[EXERCISE DATA Boundary: Start]
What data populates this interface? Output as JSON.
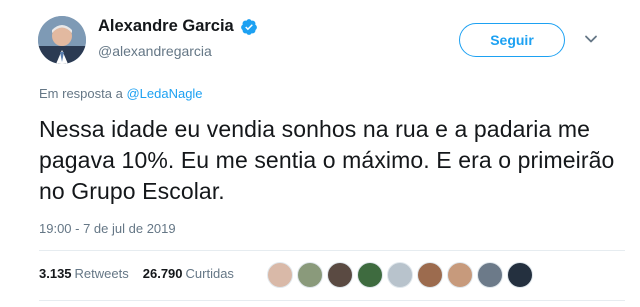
{
  "author": {
    "display_name": "Alexandre Garcia",
    "handle": "@alexandregarcia",
    "verified": true,
    "avatar_icon": "profile-photo"
  },
  "follow_button": {
    "label": "Seguir"
  },
  "reply_context": {
    "prefix": "Em resposta a",
    "mention": "@LedaNagle"
  },
  "tweet": {
    "text": "Nessa idade eu vendia sonhos na rua e a padaria me pagava 10%. Eu me sentia o máximo. E era o primeirão no Grupo Escolar.",
    "timestamp": "19:00 - 7 de jul de 2019"
  },
  "stats": {
    "retweets_count": "3.135",
    "retweets_label": "Retweets",
    "likes_count": "26.790",
    "likes_label": "Curtidas"
  },
  "liker_avatars": [
    {
      "color": "#d9b9a8"
    },
    {
      "color": "#8a9a7b"
    },
    {
      "color": "#5a4a42"
    },
    {
      "color": "#3e6b3f"
    },
    {
      "color": "#b8c3cc"
    },
    {
      "color": "#9c6b4e"
    },
    {
      "color": "#c79a7c"
    },
    {
      "color": "#6c7a89"
    },
    {
      "color": "#24303f"
    }
  ],
  "colors": {
    "accent": "#1da1f2",
    "text": "#14171a",
    "muted": "#657786"
  }
}
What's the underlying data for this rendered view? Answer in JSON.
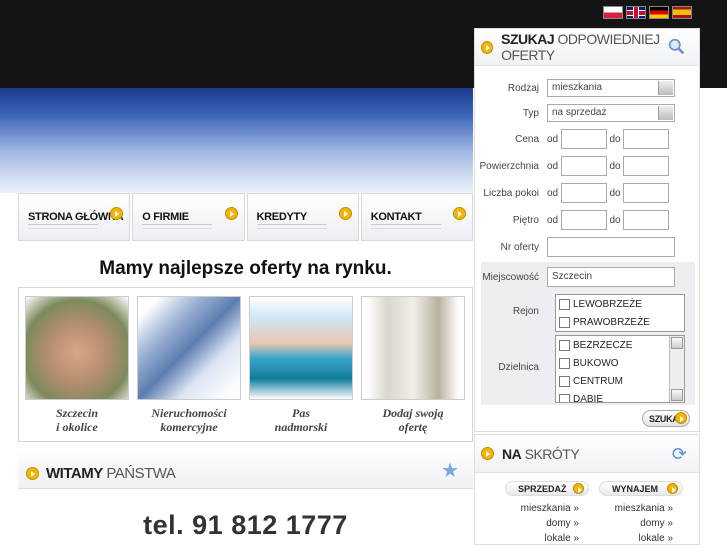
{
  "flags": [
    "flag-pl",
    "flag-en",
    "flag-de",
    "flag-es"
  ],
  "nav": [
    {
      "label": "STRONA GŁÓWNA",
      "name": "nav-strona-glowna"
    },
    {
      "label": "O FIRMIE",
      "name": "nav-o-firmie"
    },
    {
      "label": "KREDYTY",
      "name": "nav-kredyty"
    },
    {
      "label": "KONTAKT",
      "name": "nav-kontakt"
    }
  ],
  "headline": "Mamy najlepsze oferty na rynku.",
  "gallery": [
    {
      "line1": "Szczecin",
      "line2": "i okolice"
    },
    {
      "line1": "Nieruchomości",
      "line2": "komercyjne"
    },
    {
      "line1": "Pas",
      "line2": "nadmorski"
    },
    {
      "line1": "Dodaj swoją",
      "line2": "ofertę"
    }
  ],
  "welcome": {
    "bold": "WITAMY",
    "rest": " PAŃSTWA"
  },
  "phone": "tel. 91 812 1777",
  "search": {
    "title_bold": "SZUKAJ",
    "title_rest": " ODPOWIEDNIEJ OFERTY",
    "rodzaj_label": "Rodzaj",
    "rodzaj_value": "mieszkania",
    "typ_label": "Typ",
    "typ_value": "na sprzedaż",
    "cena_label": "Cena",
    "powierzchnia_label": "Powierzchnia",
    "pokoi_label": "Liczba pokoi",
    "pietro_label": "Piętro",
    "od": "od",
    "do": "do",
    "nr_label": "Nr oferty",
    "miejscowosc_label": "Miejscowość",
    "miejscowosc_value": "Szczecin",
    "rejon_label": "Rejon",
    "rejon_options": [
      "LEWOBRZEŻE",
      "PRAWOBRZEŻE"
    ],
    "dzielnica_label": "Dzielnica",
    "dzielnica_options": [
      "BEZRZECZE",
      "BUKOWO",
      "CENTRUM",
      "DĄBIE"
    ],
    "submit": "SZUKAJ"
  },
  "shortcuts": {
    "title_bold": "NA",
    "title_rest": " SKRÓTY",
    "sprzedaz": "SPRZEDAŻ",
    "wynajem": "WYNAJEM",
    "sale_links": [
      "mieszkania »",
      "domy »",
      "lokale »"
    ],
    "rent_links": [
      "mieszkania »",
      "domy »",
      "lokale »"
    ]
  }
}
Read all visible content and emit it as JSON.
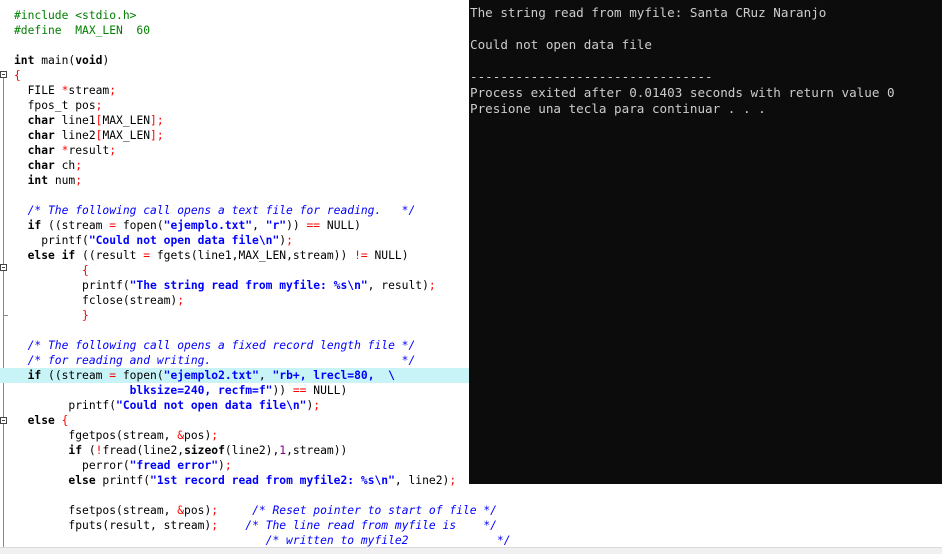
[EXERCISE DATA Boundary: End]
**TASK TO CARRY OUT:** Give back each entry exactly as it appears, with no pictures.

**RESPONSE BELOW:**
What data populates this interface? Output as JSON.
{
  "author": {
    "display_name": "Alexandre Garcia",
    "handle": "@alexandregarcia",
    "verified": true,
    "avatar_icon": "profile-photo"
  },
  "follow_button": {
    "label": "Seguir"
  },
  "reply_context": {
    "prefix": "Em resposta a",
    "mention": "@LedaNagle"
  },
  "tweet": {
    "text": "Nessa idade eu vendia sonhos na rua e a padaria me pagava 10%. Eu me sentia o máximo. E era o primeirão no Grupo Escolar.",
    "timestamp": "19:00 - 7 de jul de 2019"
  },
  "stats": {
    "retweets_count": "3.135",
    "retweets_label": "Retweets",
    "likes_count": "26.790",
    "likes_label": "Curtidas"
  },
  "liker_avatars": [
    {
      "color": "#d9b9a8"
    },
    {
      "color": "#8a9a7b"
    },
    {
      "color": "#5a4a42"
    },
    {
      "color": "#3e6b3f"
    },
    {
      "color": "#b8c3cc"
    },
    {
      "color": "#9c6b4e"
    },
    {
      "color": "#c79a7c"
    },
    {
      "color": "#6c7a89"
    },
    {
      "color": "#24303f"
    }
  ],
  "colors": {
    "accent": "#1da1f2",
    "text": "#14171a",
    "muted": "#657786"
  }
}
What's the underlying data for this rendered view? Answer in JSON.
{
  "flags": [
    "flag-pl",
    "flag-en",
    "flag-de",
    "flag-es"
  ],
  "nav": [
    {
      "label": "STRONA GŁÓWNA",
      "name": "nav-strona-glowna"
    },
    {
      "label": "O FIRMIE",
      "name": "nav-o-firmie"
    },
    {
      "label": "KREDYTY",
      "name": "nav-kredyty"
    },
    {
      "label": "KONTAKT",
      "name": "nav-kontakt"
    }
  ],
  "headline": "Mamy najlepsze oferty na rynku.",
  "gallery": [
    {
      "line1": "Szczecin",
      "line2": "i okolice"
    },
    {
      "line1": "Nieruchomości",
      "line2": "komercyjne"
    },
    {
      "line1": "Pas",
      "line2": "nadmorski"
    },
    {
      "line1": "Dodaj swoją",
      "line2": "ofertę"
    }
  ],
  "welcome": {
    "bold": "WITAMY",
    "rest": " PAŃSTWA"
  },
  "phone": "tel. 91 812 1777",
  "search": {
    "title_bold": "SZUKAJ",
    "title_rest": " ODPOWIEDNIEJ OFERTY",
    "rodzaj_label": "Rodzaj",
    "rodzaj_value": "mieszkania",
    "typ_label": "Typ",
    "typ_value": "na sprzedaż",
    "cena_label": "Cena",
    "powierzchnia_label": "Powierzchnia",
    "pokoi_label": "Liczba pokoi",
    "pietro_label": "Piętro",
    "od": "od",
    "do": "do",
    "nr_label": "Nr oferty",
    "miejscowosc_label": "Miejscowość",
    "miejscowosc_value": "Szczecin",
    "rejon_label": "Rejon",
    "rejon_options": [
      "LEWOBRZEŻE",
      "PRAWOBRZEŻE"
    ],
    "dzielnica_label": "Dzielnica",
    "dzielnica_options": [
      "BEZRZECZE",
      "BUKOWO",
      "CENTRUM",
      "DĄBIE"
    ],
    "submit": "SZUKAJ"
  },
  "shortcuts": {
    "title_bold": "NA",
    "title_rest": " SKRÓTY",
    "sprzedaz": "SPRZEDAŻ",
    "wynajem": "WYNAJEM",
    "sale_links": [
      "mieszkania »",
      "domy »",
      "lokale »"
    ],
    "rent_links": [
      "mieszkania »",
      "domy »",
      "lokale »"
    ]
  }
}
Read all visible content and emit it as JSON.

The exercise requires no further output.